Sugar creation in Maharashtra, the nation’s second-greatest cultivator, may droop about 40% to 6.44 million tons in 2019-20 from this year, said Shekhar Gaikwad, Maharashtra’s sugar official. The region under stick, which will be accessible for smashing next season, will probably drop about 28% to 843,000 hectares (2.08 million sections of land) from a year sooner, he said.
Sugar stick plants in a huge piece of Maharashtra have evaporated, Gaikwad said. Numerous ranchers are pitching their stick to grain purchasers as they are as of now bringing preferable costs over a sugar factory offers, he included. Ranchers need to continue flooding the yield for the following 6 to 8 months, however they are not sure about the rainstorm’s exhibition this year, Gaikwad said.
The southwest storm, which waters the greater part of India’s farmland, landed on the southern coast over seven days after the fact than ordinary, as per the climate office. The storm, which ordinarily achieves Karnataka by June 5 and Maharashtra by June 10, is likewise deferred in the two states.

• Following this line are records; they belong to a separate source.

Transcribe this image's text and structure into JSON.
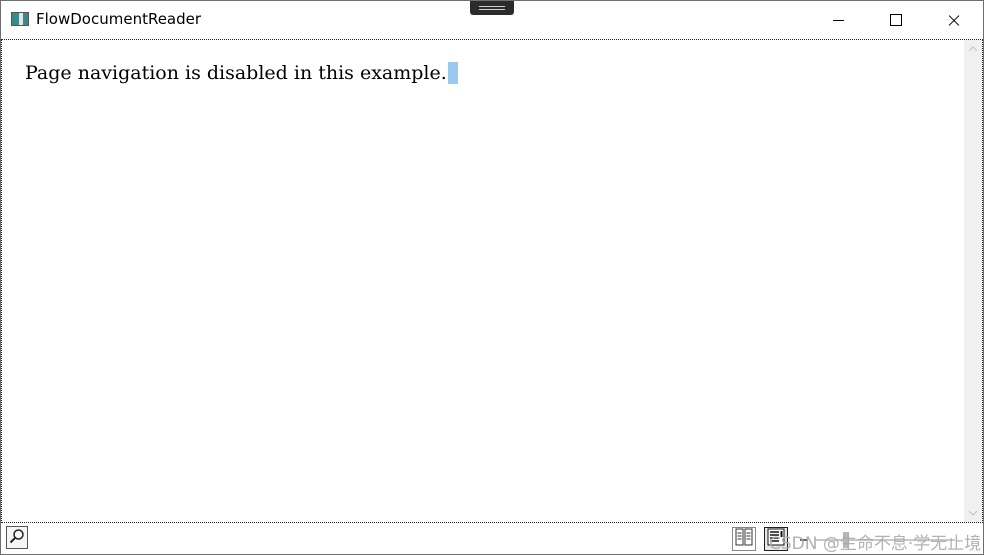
{
  "window": {
    "title": "FlowDocumentReader",
    "icon": "app-window-icon"
  },
  "caption_buttons": {
    "minimize_icon": "minimize-icon",
    "maximize_icon": "maximize-icon",
    "close_icon": "close-icon"
  },
  "document": {
    "text": "Page navigation is disabled in this example.",
    "caret_highlight_color": "#99c9ef"
  },
  "toolbar": {
    "find_icon": "magnifier-icon",
    "view_modes": [
      "two-page-view-icon",
      "scroll-view-icon"
    ],
    "selected_view_mode": "scroll-view-icon",
    "zoom_out_icon": "zoom-out-icon",
    "watermark": "CSDN @生命不息·学无止境"
  },
  "colors": {
    "window_border": "#6e6e6e",
    "scrollbar_track": "#f0f0f0"
  }
}
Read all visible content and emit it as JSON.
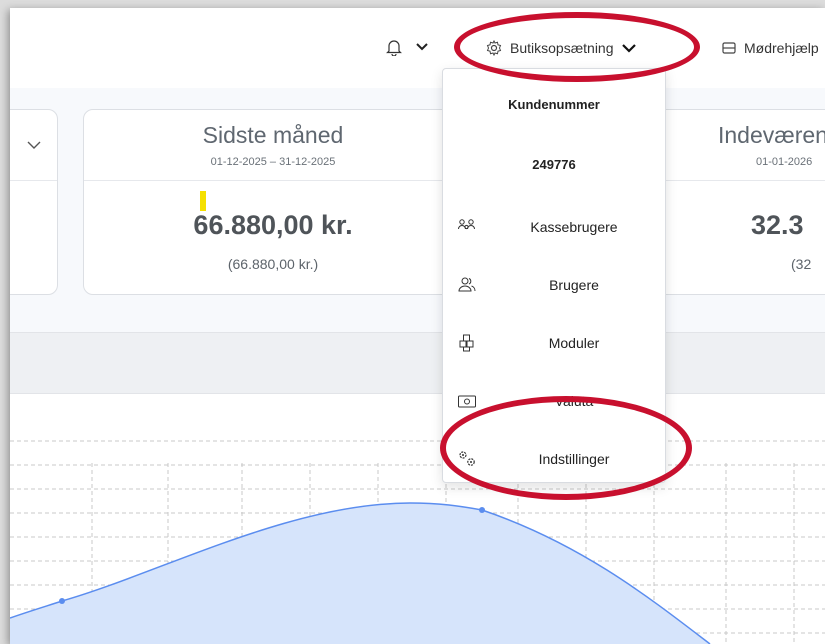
{
  "header": {
    "settings_label": "Butiksopsætning",
    "mode_label": "Mødrehjælp"
  },
  "cards": [
    {
      "title": "Sidste måned",
      "dates": "01-12-2025 – 31-12-2025",
      "value": "66.880,00 kr.",
      "sub": "(66.880,00 kr.)"
    },
    {
      "title": "Indeværende",
      "dates": "01-01-2026",
      "value": "32.3",
      "sub": "(32"
    }
  ],
  "dropdown": {
    "customer_number_label": "Kundenummer",
    "customer_number": "249776",
    "items": [
      {
        "label": "Kassebrugere",
        "icon": "cashier-users-icon"
      },
      {
        "label": "Brugere",
        "icon": "users-icon"
      },
      {
        "label": "Moduler",
        "icon": "modules-icon"
      },
      {
        "label": "Valuta",
        "icon": "currency-icon"
      },
      {
        "label": "Indstillinger",
        "icon": "settings-gears-icon"
      }
    ]
  },
  "colors": {
    "highlight": "#c8102e",
    "chart_fill": "#d6e4fb",
    "chart_line": "#5b8def"
  }
}
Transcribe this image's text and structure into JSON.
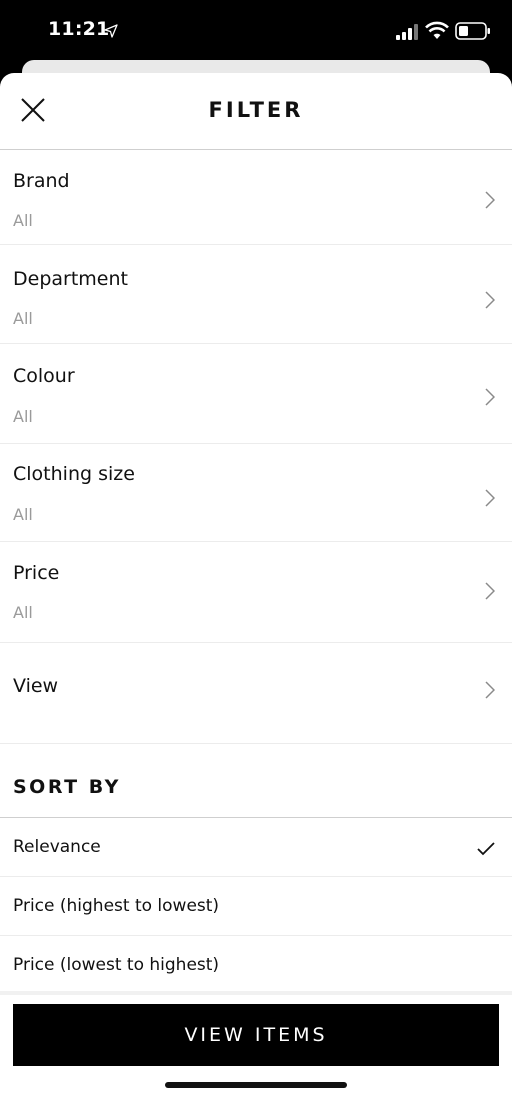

“The standing yields, for example, sugar stick, need prompt watering and ranchers need to organize water system due to the deferral in rainstorm downpours,” said K.K. Singh, head of Agromet division of the India Meteorological Department.